**Activity**
Write every line below out again exactly, images omitted.
▶
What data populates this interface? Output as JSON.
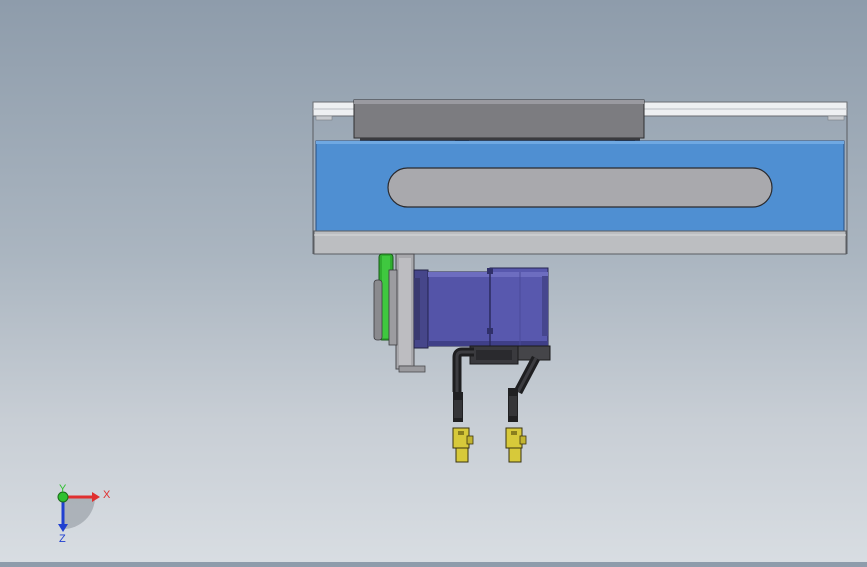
{
  "viewport": {
    "background_top": "#8e9cab",
    "background_bottom": "#d8dde2"
  },
  "model": {
    "rail_color": "#4f8fd2",
    "carriage_color": "#7c7c80",
    "motor_color": "#5454a8",
    "belt_color": "#2fae2f",
    "connector_color": "#d7c93a"
  },
  "triad": {
    "x_label": "X",
    "y_label": "Y",
    "z_label": "Z",
    "x_color": "#e03030",
    "y_color": "#30c030",
    "z_color": "#2040d0"
  }
}
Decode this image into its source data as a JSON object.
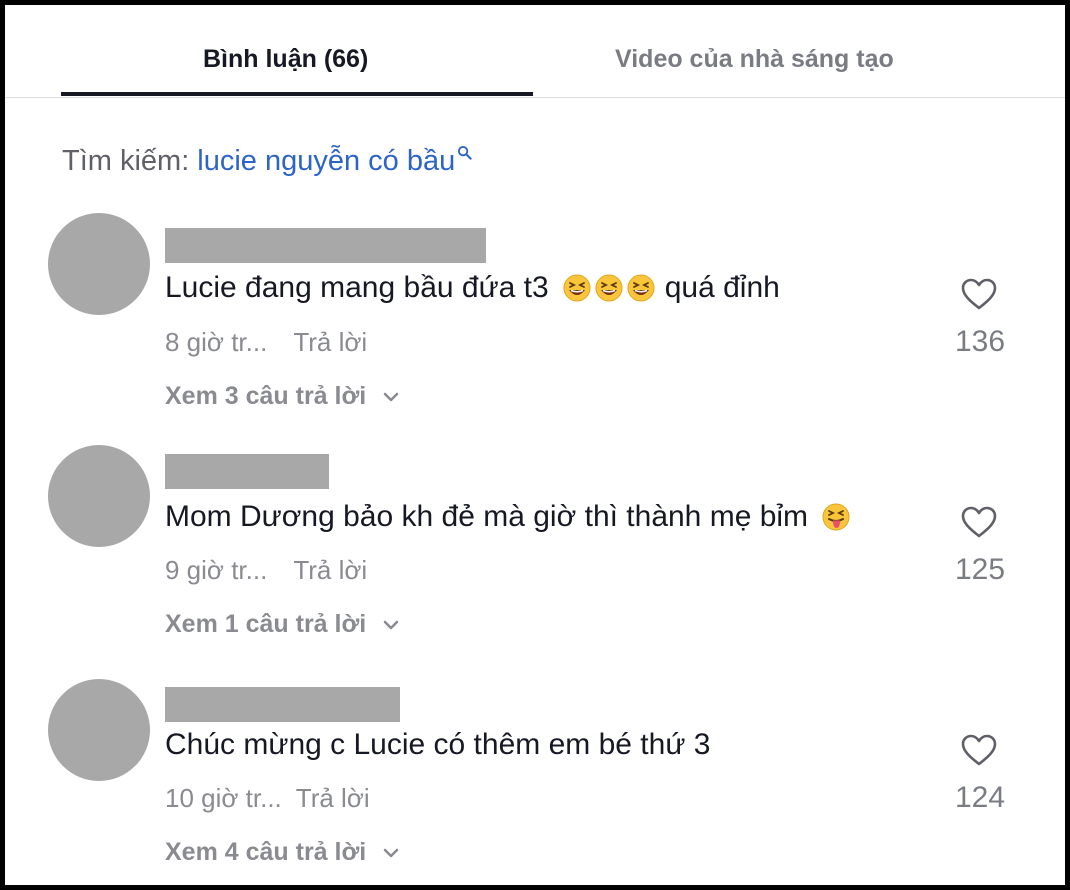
{
  "tabs": [
    {
      "label": "Bình luận (66)"
    },
    {
      "label": "Video của nhà sáng tạo"
    }
  ],
  "search": {
    "prefix": "Tìm kiếm:",
    "term": "lucie nguyễn có bầu"
  },
  "comments": [
    {
      "text": "Lucie đang mang bầu đứa t3",
      "text_after": "quá đỉnh",
      "emojis": [
        "grinning-squinting-face",
        "grinning-squinting-face",
        "grinning-squinting-face"
      ],
      "time": "8 giờ tr...",
      "reply": "Trả lời",
      "view_replies": "Xem 3 câu trả lời",
      "likes": "136"
    },
    {
      "text": "Mom Dương bảo kh đẻ mà giờ thì thành mẹ bỉm",
      "text_after": "",
      "emojis": [
        "squinting-face-with-tongue"
      ],
      "time": "9 giờ tr...",
      "reply": "Trả lời",
      "view_replies": "Xem 1 câu trả lời",
      "likes": "125"
    },
    {
      "text": "Chúc mừng c Lucie có thêm em bé thứ 3",
      "text_after": "",
      "emojis": [],
      "time": "10 giờ tr...",
      "reply": "Trả lời",
      "view_replies": "Xem 4 câu trả lời",
      "likes": "124"
    }
  ],
  "colors": {
    "search_term": "#2c64c8",
    "redacted_block": "#a8a8a8",
    "muted_text": "#8a8b91",
    "primary_text": "#161823"
  }
}
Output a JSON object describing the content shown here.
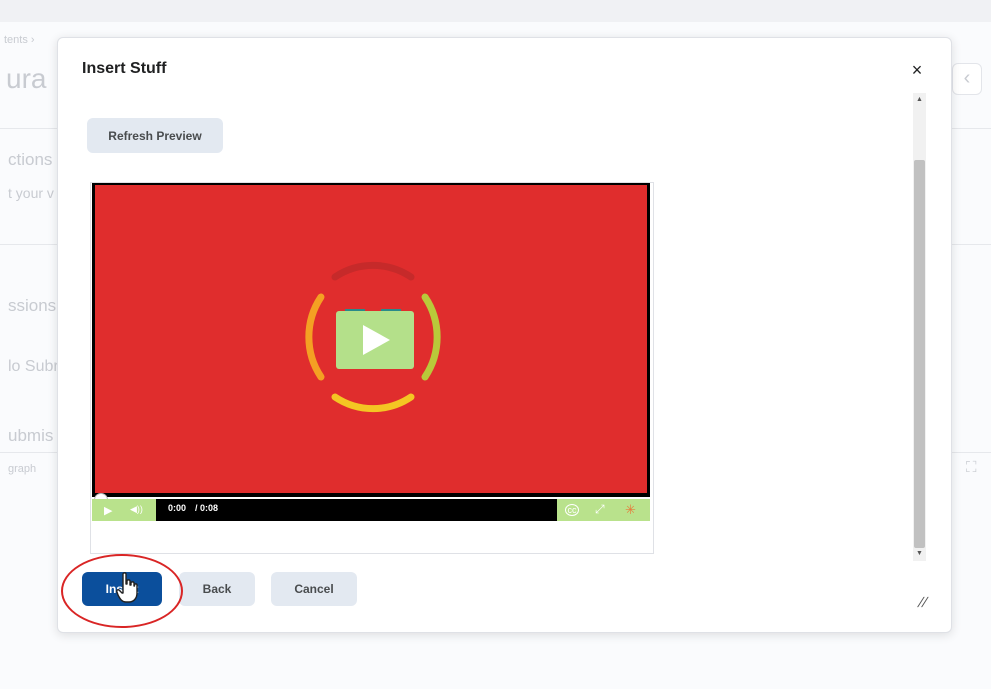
{
  "background": {
    "breadcrumb": "tents ›",
    "title_fragment": "ura",
    "section_instructions": "ctions",
    "instructions_text": "t your v",
    "section_submissions": "ssions",
    "no_submissions": "lo Subr",
    "submit_heading": "ubmis",
    "editor_toolbar": "graph",
    "nav_prev": "‹",
    "fullscreen_icon": "⛶"
  },
  "modal": {
    "title": "Insert Stuff",
    "close_label": "×",
    "refresh_button": "Refresh Preview",
    "video": {
      "current_time": "0:00",
      "duration": "/ 0:08",
      "play_icon": "▶",
      "volume_icon": "◀))",
      "cc_icon": "cc",
      "fullscreen_icon": "⤢",
      "logo_icon": "✳"
    },
    "buttons": {
      "insert": "Insert",
      "back": "Back",
      "cancel": "Cancel"
    },
    "resize_icon": "//"
  },
  "colors": {
    "primary": "#0b4f9c",
    "video_bg": "#e02d2d",
    "controls_accent": "#b9e28c",
    "highlight": "#d92525"
  }
}
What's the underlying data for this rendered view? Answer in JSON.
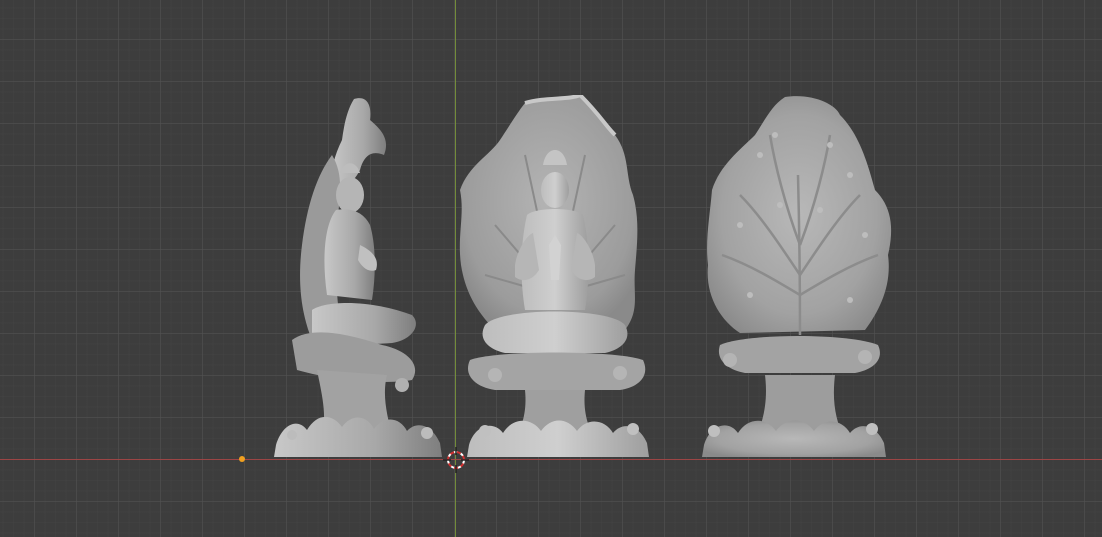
{
  "viewport": {
    "background_color": "#3d3d3d",
    "grid_color": "#525252",
    "x_axis_color": "#a54545",
    "y_axis_color": "#7d9a3a",
    "origin_color": "#f0a020",
    "model_color": "#a8a8a8",
    "cursor_icon": "3d-cursor-icon"
  },
  "objects": [
    {
      "name": "statue-side-view",
      "icon": "guanyin-side-icon"
    },
    {
      "name": "statue-front-view",
      "icon": "guanyin-front-icon"
    },
    {
      "name": "statue-back-view",
      "icon": "guanyin-back-icon"
    }
  ]
}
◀
**Written response**
What data populates this interface? Output as JSON.
{
  "viewport": {
    "background_top": "#8e9cab",
    "background_bottom": "#d8dde2"
  },
  "model": {
    "rail_color": "#4f8fd2",
    "carriage_color": "#7c7c80",
    "motor_color": "#5454a8",
    "belt_color": "#2fae2f",
    "connector_color": "#d7c93a"
  },
  "triad": {
    "x_label": "X",
    "y_label": "Y",
    "z_label": "Z",
    "x_color": "#e03030",
    "y_color": "#30c030",
    "z_color": "#2040d0"
  }
}
Decode this image into its source data as a JSON object.
{
  "tabs": [
    {
      "label": "Bình luận (66)"
    },
    {
      "label": "Video của nhà sáng tạo"
    }
  ],
  "search": {
    "prefix": "Tìm kiếm:",
    "term": "lucie nguyễn có bầu"
  },
  "comments": [
    {
      "text": "Lucie đang mang bầu đứa t3",
      "text_after": "quá đỉnh",
      "emojis": [
        "grinning-squinting-face",
        "grinning-squinting-face",
        "grinning-squinting-face"
      ],
      "time": "8 giờ tr...",
      "reply": "Trả lời",
      "view_replies": "Xem 3 câu trả lời",
      "likes": "136"
    },
    {
      "text": "Mom Dương bảo kh đẻ mà giờ thì thành mẹ bỉm",
      "text_after": "",
      "emojis": [
        "squinting-face-with-tongue"
      ],
      "time": "9 giờ tr...",
      "reply": "Trả lời",
      "view_replies": "Xem 1 câu trả lời",
      "likes": "125"
    },
    {
      "text": "Chúc mừng c Lucie có thêm em bé thứ 3",
      "text_after": "",
      "emojis": [],
      "time": "10 giờ tr...",
      "reply": "Trả lời",
      "view_replies": "Xem 4 câu trả lời",
      "likes": "124"
    }
  ],
  "colors": {
    "search_term": "#2c64c8",
    "redacted_block": "#a8a8a8",
    "muted_text": "#8a8b91",
    "primary_text": "#161823"
  }
}
Output a JSON object describing the content shown here.
{
  "background": {
    "breadcrumb": "tents ›",
    "title_fragment": "ura",
    "section_instructions": "ctions",
    "instructions_text": "t your v",
    "section_submissions": "ssions",
    "no_submissions": "lo Subr",
    "submit_heading": "ubmis",
    "editor_toolbar": "graph",
    "nav_prev": "‹",
    "fullscreen_icon": "⛶"
  },
  "modal": {
    "title": "Insert Stuff",
    "close_label": "×",
    "refresh_button": "Refresh Preview",
    "video": {
      "current_time": "0:00",
      "duration": "/ 0:08",
      "play_icon": "▶",
      "volume_icon": "◀))",
      "cc_icon": "cc",
      "fullscreen_icon": "⤢",
      "logo_icon": "✳"
    },
    "buttons": {
      "insert": "Insert",
      "back": "Back",
      "cancel": "Cancel"
    },
    "resize_icon": "//"
  },
  "colors": {
    "primary": "#0b4f9c",
    "video_bg": "#e02d2d",
    "controls_accent": "#b9e28c",
    "highlight": "#d92525"
  }
}
What's the underlying data for this rendered view? Answer in JSON.
{
  "viewport": {
    "background_color": "#3d3d3d",
    "grid_color": "#525252",
    "x_axis_color": "#a54545",
    "y_axis_color": "#7d9a3a",
    "origin_color": "#f0a020",
    "model_color": "#a8a8a8",
    "cursor_icon": "3d-cursor-icon"
  },
  "objects": [
    {
      "name": "statue-side-view",
      "icon": "guanyin-side-icon"
    },
    {
      "name": "statue-front-view",
      "icon": "guanyin-front-icon"
    },
    {
      "name": "statue-back-view",
      "icon": "guanyin-back-icon"
    }
  ]
}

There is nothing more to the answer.